NOTE: This has been updated as of November 2007)
In a step backwards for carsharing, the State of Washington is insisting that Flexcar start charging members the 9.7% rental car tax. That brings the total tax to 18.6% on top of the $10 per hour usage!
The Seattle Times reports:
"Mike Gowrylow, spokesman for the Department of Revenue, said regardless of Flexcar's mission, it is a car rental business and should be taxed as one, just as any car-sharing business would be. "We need to be collecting the tax," he said. As for it targeting local residents, Gowrylow said, there's no way to distinguish who rents cars from the state-ordered tax. He added that any company, like Flexcar, can be billed for any taxes they should have been collecting for the past three years.

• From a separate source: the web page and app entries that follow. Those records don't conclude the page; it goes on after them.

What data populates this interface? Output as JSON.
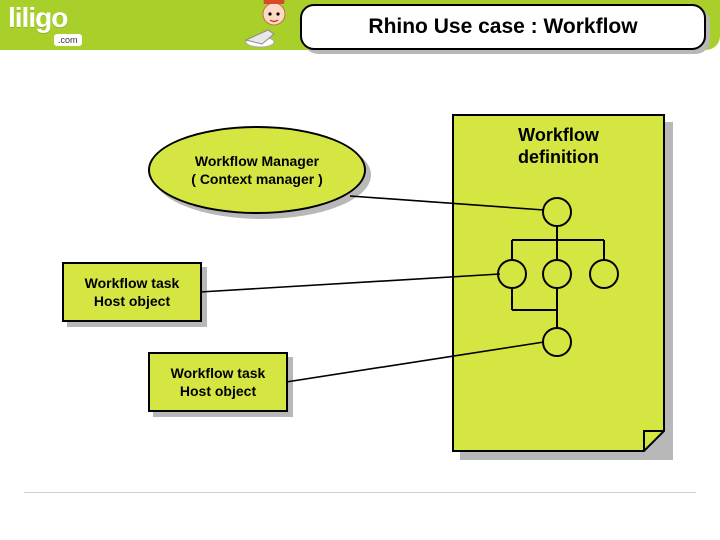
{
  "header": {
    "logo_text": "liligo",
    "logo_sub": ".com",
    "title": "Rhino Use case : Workflow"
  },
  "nodes": {
    "manager": {
      "line1": "Workflow Manager",
      "line2": "( Context manager )"
    },
    "task1": {
      "line1": "Workflow task",
      "line2": "Host object"
    },
    "task2": {
      "line1": "Workflow task",
      "line2": "Host object"
    }
  },
  "sheet": {
    "title_line1": "Workflow",
    "title_line2": "definition"
  },
  "colors": {
    "header_green": "#a9cf2b",
    "node_fill": "#d5e643",
    "shadow": "#b8b8b8"
  }
}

That could be a big number.
Flexcar isn't alone. To the north Community Car Share of Bellingham has been charging members the rental car tax since they started a year ago. And I've reported on the fiasco on Chicago with Zipcar and Enterprise Rent A Car stirring up the pot sufficiently that I-Go had to start charging their members the tax even though they had specifically been exempt before.

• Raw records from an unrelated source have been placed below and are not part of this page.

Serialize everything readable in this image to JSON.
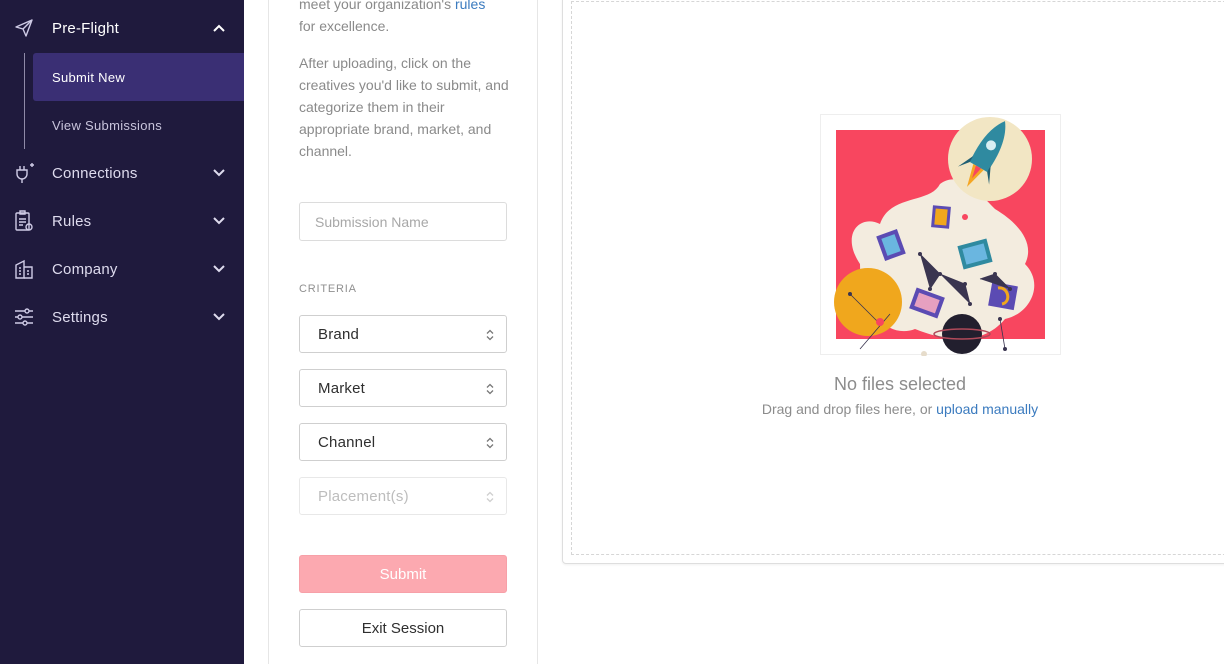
{
  "sidebar": {
    "items": [
      {
        "label": "Pre-Flight",
        "icon": "paper-plane-icon",
        "expanded": true
      },
      {
        "label": "Connections",
        "icon": "plug-icon"
      },
      {
        "label": "Rules",
        "icon": "checklist-icon"
      },
      {
        "label": "Company",
        "icon": "building-icon"
      },
      {
        "label": "Settings",
        "icon": "sliders-icon"
      }
    ],
    "subitems": [
      {
        "label": "Submit New",
        "selected": true
      },
      {
        "label": "View Submissions"
      }
    ],
    "colors": {
      "background": "#1f1a3d",
      "selected": "#3a2f74"
    }
  },
  "form": {
    "intro_line1": "meet your organization's ",
    "intro_link": "rules",
    "intro_line2": "for excellence.",
    "instructions": "After uploading, click on the creatives you'd like to submit, and categorize them in their appropriate brand, market, and channel.",
    "submission_name_placeholder": "Submission Name",
    "criteria_heading": "CRITERIA",
    "selects": {
      "brand": "Brand",
      "market": "Market",
      "channel": "Channel",
      "placement": "Placement(s)"
    },
    "submit_label": "Submit",
    "exit_label": "Exit Session",
    "colors": {
      "submit": "#fca9b0",
      "link": "#3b7bbf"
    }
  },
  "dropzone": {
    "title": "No files selected",
    "subtitle": "Drag and drop files here, or ",
    "upload_link": "upload manually"
  }
}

What can be done? Obviously, this is a political problem, so it will have a political solution - get the state, county, or city (whatever jurisdiction levies rental car taxes) to understand the difference between car rental and car sharing by formulating a definition and getting it passed by the appropriate body. It will be important to craft a definition that avoids including hourly car rental offerings, such as those by Enterprise and Hertz, unless they can show that they provide similar social, environmental benefits as carsharing.

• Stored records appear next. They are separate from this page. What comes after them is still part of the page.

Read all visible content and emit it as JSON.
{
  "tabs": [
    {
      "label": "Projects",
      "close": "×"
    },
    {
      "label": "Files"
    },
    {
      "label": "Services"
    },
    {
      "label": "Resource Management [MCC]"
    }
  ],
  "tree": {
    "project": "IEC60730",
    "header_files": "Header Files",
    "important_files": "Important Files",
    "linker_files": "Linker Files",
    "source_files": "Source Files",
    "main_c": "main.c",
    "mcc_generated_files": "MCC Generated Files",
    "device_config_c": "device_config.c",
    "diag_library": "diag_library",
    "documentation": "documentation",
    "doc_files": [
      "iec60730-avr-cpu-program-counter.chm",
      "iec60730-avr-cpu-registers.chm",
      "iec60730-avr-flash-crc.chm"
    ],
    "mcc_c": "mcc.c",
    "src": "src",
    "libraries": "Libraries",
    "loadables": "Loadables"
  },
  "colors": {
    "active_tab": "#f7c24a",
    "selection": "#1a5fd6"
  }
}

I think carsharing adovcates in Washington state shouldn't have too hard a time making their case against the tax - there's both a for-profit and a non-profit carshare so there's no favoritism there; there are thousands of passionate members who are also voters; there's King County Metro, the visionary transit agency with a long-standing relationship with carsharing. Together they should be able to find a state legislator, if not the governor, willing to move legislation forward to sort this out.
Easy for me to say. (We took care of this problem in Portland during our second year with a specific exemption from Multnomah County, which levies the tax here.) You can read the full newspaper report here and find other information using Google News search to the right.
UPDATE: Apparently, the state Dept. of Revenue couldn't (or wouldn't) bend on their interpretation of their definition that carsharing was the same as rental cars. As reported in the Seattle Times on Oct. 26 Flexcar will begin charging the tax on November 1, which will increase usage fees about $1 per hour. Flexcar, and Community Car in Bellingham, no doubt already have plans to take their case to the Washington legislature.